Exercise directions: Lift every line from the entries that includes the word "chevron".

Material for this task Block Start

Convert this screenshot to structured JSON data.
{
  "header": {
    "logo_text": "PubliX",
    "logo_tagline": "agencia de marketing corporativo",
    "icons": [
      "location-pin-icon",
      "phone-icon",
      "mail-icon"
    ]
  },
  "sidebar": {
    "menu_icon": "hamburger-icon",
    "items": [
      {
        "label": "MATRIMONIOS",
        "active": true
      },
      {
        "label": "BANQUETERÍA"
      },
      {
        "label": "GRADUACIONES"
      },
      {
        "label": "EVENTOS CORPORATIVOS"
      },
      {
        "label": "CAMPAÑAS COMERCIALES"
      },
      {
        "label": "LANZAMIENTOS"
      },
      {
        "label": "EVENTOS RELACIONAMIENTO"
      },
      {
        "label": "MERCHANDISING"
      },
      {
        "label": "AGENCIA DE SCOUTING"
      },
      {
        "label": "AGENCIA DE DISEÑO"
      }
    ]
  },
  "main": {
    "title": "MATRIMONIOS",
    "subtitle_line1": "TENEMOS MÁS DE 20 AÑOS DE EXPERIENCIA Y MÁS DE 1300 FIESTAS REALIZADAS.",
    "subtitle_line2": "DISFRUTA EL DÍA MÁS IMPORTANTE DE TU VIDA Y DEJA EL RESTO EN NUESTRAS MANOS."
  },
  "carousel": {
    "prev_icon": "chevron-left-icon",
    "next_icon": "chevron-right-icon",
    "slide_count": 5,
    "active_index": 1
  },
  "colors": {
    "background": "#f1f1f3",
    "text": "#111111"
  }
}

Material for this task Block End

Reply:
    "prev_icon": "chevron-left-icon",
    "next_icon": "chevron-right-icon",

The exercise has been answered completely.